TASK REQUIREMENTS> Word for word, reproduce the data that follows.

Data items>

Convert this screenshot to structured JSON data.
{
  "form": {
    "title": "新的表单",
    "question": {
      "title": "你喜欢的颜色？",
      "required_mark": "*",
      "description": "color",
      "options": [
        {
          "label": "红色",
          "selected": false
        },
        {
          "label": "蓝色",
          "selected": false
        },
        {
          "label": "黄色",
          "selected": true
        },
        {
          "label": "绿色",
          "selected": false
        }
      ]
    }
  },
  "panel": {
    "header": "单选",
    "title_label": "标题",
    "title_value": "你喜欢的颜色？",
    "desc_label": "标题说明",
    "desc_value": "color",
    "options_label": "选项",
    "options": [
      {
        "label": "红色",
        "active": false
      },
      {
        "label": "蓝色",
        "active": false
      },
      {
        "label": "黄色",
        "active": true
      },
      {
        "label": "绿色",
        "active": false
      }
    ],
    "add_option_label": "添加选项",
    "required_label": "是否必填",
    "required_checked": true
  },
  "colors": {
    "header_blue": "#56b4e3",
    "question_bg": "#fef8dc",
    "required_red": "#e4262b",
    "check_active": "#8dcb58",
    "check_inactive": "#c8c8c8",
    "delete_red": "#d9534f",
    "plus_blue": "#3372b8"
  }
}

ANSWER TO THE EXERCISE>
Convert this screenshot to structured JSON data.
{
  "form": {
    "title": "新的表单",
    "question": {
      "title": "你喜欢的颜色？",
      "required_mark": "*",
      "description": "color",
      "options": [
        {
          "label": "红色",
          "selected": false
        },
        {
          "label": "蓝色",
          "selected": false
        },
        {
          "label": "黄色",
          "selected": true
        },
        {
          "label": "绿色",
          "selected": false
        }
      ]
    }
  },
  "panel": {
    "header": "单选",
    "title_label": "标题",
    "title_value": "你喜欢的颜色？",
    "desc_label": "标题说明",
    "desc_value": "color",
    "options_label": "选项",
    "options": [
      {
        "label": "红色",
        "active": false
      },
      {
        "label": "蓝色",
        "active": false
      },
      {
        "label": "黄色",
        "active": true
      },
      {
        "label": "绿色",
        "active": false
      }
    ],
    "add_option_label": "添加选项",
    "required_label": "是否必填",
    "required_checked": true
  },
  "colors": {
    "header_blue": "#56b4e3",
    "question_bg": "#fef8dc",
    "required_red": "#e4262b",
    "check_active": "#8dcb58",
    "check_inactive": "#c8c8c8",
    "delete_red": "#d9534f",
    "plus_blue": "#3372b8"
  }
}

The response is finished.